In the introduction to her new book, Canadian botanist, researcher, and lecturer Diana Beresford-Kroeger recalls the way Irish storytellers, the “living memory bank of [their] race,” treated their subjects. The rhythm and style of Beresford-Kroeger’s own writing emulates the storyteller’s oral tradition, which proves to be an effective means of presenting pithy and sometimes radical ideas.
Interesting details and an optimistic tone make The Global Forest more than just another book on impending ecological disaster. By drawing on mythology and spirituality, Beresford-Kroeger broadens the book’s scope beyond that of a simple scientific treatise, while also reminding readers that nature is the best healer and sustainer of life we have.
The bulk of these 40 short chapters (which the author calls “refrains”) advocates for the growth and preservation of indigenous trees. Much of the information in these “refrains” is surprisingly useful. For example, it’s handy to know that the coneflower is an antidote to the venom of eight different species of rattlesnake. Also, black walnut may protect against diabetes, and green walnut contains biochemicals that may help ward off childhood leukemia. The author, a self-proclaimed “renegade scientist,” combines Western medicine and botany with aboriginal healing. Science has yet to put the stamp of approval on much of her work, however, and very few studies of her findings have been undertaken.
While the material itself is interesting, the author’s habit of anthropomorphizing nature gets in the way. In books like The Bird Detective, ornithologist Bridget Stutchbury successfully humanizes her avian subjects to make a complicated ecosystem accessible for readers. In The Global Forest, however, Beresford-Kroeger’s use of a similar style is forced, partially because it’s difficult to visualize, say, mosses masturbating or lichens practicing bigamy, and partially because there’s just too much of this kind of thing. Overuse of such a fey style risks trivializing the seriousness of the book’s content and diluting its message.--This text refers to the Hardcover edition.
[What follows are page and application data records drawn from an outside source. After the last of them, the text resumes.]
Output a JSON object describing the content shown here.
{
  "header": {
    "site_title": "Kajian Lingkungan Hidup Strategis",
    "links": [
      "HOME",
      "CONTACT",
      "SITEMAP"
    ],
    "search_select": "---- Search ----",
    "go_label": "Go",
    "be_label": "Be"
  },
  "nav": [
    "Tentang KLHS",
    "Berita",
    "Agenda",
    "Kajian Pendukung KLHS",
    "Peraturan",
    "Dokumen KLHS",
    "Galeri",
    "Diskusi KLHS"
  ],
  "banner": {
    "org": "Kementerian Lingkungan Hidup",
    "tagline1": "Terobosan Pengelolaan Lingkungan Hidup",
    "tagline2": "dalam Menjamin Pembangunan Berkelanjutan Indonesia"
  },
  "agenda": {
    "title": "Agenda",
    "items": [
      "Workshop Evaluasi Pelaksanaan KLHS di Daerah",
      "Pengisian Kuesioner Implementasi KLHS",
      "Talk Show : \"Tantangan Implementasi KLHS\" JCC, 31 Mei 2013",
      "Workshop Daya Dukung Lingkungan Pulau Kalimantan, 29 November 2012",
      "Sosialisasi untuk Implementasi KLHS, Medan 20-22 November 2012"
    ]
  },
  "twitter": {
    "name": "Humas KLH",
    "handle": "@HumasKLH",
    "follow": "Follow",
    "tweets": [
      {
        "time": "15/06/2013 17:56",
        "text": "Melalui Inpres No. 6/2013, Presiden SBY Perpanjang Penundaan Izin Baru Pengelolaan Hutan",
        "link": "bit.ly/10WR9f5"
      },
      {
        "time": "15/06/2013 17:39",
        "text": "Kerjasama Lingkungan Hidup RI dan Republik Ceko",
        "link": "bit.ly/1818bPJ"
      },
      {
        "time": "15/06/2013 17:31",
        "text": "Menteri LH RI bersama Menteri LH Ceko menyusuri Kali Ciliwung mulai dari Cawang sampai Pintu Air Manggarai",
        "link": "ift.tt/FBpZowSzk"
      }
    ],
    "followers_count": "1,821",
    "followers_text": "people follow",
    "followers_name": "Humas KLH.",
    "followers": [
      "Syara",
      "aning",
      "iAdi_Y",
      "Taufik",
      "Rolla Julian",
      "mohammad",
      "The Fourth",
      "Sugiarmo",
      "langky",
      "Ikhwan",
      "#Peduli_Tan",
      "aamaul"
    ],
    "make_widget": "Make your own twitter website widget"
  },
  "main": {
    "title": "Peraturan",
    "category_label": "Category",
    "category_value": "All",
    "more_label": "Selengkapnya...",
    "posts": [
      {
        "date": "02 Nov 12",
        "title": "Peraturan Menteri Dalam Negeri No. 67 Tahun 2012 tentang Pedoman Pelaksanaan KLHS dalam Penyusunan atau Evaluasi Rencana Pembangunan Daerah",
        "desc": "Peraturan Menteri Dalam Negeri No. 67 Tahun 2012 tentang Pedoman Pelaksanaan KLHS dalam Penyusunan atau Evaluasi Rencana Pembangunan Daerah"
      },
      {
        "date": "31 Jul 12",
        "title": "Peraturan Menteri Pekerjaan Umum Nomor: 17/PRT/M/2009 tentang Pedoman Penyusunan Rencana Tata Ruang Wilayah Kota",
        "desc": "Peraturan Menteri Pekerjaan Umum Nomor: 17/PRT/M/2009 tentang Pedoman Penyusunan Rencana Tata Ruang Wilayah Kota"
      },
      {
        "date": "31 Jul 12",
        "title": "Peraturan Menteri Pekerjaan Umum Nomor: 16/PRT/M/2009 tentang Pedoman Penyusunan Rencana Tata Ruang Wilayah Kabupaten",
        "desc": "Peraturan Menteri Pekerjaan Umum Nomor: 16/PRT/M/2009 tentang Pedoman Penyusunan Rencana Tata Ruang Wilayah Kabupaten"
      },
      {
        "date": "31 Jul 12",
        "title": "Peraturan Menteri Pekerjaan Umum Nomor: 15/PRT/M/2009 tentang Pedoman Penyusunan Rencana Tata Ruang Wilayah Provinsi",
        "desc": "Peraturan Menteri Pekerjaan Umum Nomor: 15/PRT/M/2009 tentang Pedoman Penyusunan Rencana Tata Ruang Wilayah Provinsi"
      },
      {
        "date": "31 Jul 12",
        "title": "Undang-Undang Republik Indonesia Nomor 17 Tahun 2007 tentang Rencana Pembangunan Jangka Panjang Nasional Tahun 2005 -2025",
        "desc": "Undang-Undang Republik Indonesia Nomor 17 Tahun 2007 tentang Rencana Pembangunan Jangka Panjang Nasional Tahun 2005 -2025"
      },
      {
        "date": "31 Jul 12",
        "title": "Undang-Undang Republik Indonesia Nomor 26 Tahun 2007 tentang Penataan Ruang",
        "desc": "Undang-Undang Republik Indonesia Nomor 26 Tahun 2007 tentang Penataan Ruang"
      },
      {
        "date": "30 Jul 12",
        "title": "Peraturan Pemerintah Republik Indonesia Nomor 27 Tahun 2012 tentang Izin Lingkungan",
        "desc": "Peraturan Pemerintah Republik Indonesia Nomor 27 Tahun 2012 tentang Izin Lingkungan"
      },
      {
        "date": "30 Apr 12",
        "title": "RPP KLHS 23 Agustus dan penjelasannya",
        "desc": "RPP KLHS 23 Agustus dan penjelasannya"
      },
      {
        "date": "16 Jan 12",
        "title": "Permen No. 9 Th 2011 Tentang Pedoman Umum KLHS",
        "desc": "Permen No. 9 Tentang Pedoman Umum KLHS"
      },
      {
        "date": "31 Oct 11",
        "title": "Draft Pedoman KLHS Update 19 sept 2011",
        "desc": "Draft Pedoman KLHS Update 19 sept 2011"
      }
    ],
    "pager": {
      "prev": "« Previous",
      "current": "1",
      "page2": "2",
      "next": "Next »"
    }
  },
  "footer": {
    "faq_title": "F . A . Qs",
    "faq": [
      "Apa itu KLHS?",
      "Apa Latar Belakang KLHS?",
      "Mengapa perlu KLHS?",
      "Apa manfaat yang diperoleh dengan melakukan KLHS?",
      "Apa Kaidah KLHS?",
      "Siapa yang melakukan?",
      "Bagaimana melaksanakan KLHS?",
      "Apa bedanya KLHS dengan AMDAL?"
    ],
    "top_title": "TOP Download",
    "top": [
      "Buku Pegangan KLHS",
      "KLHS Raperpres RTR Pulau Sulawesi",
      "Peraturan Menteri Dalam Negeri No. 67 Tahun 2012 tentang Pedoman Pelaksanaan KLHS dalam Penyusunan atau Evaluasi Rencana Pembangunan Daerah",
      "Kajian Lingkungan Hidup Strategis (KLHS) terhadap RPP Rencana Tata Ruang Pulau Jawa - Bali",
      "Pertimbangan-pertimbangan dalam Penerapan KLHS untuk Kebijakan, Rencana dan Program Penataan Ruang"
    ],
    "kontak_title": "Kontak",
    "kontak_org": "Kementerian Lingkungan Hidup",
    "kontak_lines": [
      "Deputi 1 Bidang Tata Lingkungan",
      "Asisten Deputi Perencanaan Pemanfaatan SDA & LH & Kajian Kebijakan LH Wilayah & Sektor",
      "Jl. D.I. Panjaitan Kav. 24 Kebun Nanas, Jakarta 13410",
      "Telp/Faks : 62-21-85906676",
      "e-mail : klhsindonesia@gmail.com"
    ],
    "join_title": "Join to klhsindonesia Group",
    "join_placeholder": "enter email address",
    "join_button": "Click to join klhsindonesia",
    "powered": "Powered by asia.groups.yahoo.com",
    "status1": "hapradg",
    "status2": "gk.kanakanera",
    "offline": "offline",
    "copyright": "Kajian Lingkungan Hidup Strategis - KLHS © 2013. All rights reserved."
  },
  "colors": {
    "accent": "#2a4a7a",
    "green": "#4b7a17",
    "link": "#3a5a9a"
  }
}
Beresford-Kroeger's ideas are a rare approach to natural history... The essays of The Global Forest are a beautiful and poetic tribute to their subject, based on wide-ranging scientific knowledge. -- E.O. Wilson, Professor Emeritus Harvard University A beautifully written and carefully constructed book ... As I walked to work this morning, I did begin to see the trees with a newfound respect and awe -- Kayleigh Lawrence New Scientist [H]as the potential to do for trees what Rachel Carson's Silent Spring did for peregrines in the 1960s. The Global Forest has amazing breadth...Easy to read, each of her short essays could inspire a week's meditation. Live with them and discover your place in the global forest...When you have read this book you may want to embrace its author. -- Graham Long BBC Wildlife magazine Diana Beresford-Kroeger has woven together ecology, ancient myth, horticulture, spirituality, science and alternative medicine in The Global Forest to capture trees' enormous significance to us... each of these forty interlocking essays picks out a different aspect of life in the forest, explains it and then shows why it is so vitally important. The Green Parent This book has a simple and important message: trees are important, we should look after them more, cut them down less, conserve their habitats, revere them more -- Jules Pretty Times Higher Education --This text refers to an alternate Paperback edition.See all Product Description
IT WAS wonderful , very happy that it was a lot more than i thought ? fariy s lost in the worldPublished 21 months ago by norman kinnear
Yes there are reasons to be hopeful that the world can be saved as a hospitable place for humanity. This is a guidebook learning how to save ourselves by saving trees.Published on March 4 2013 by debbie arlow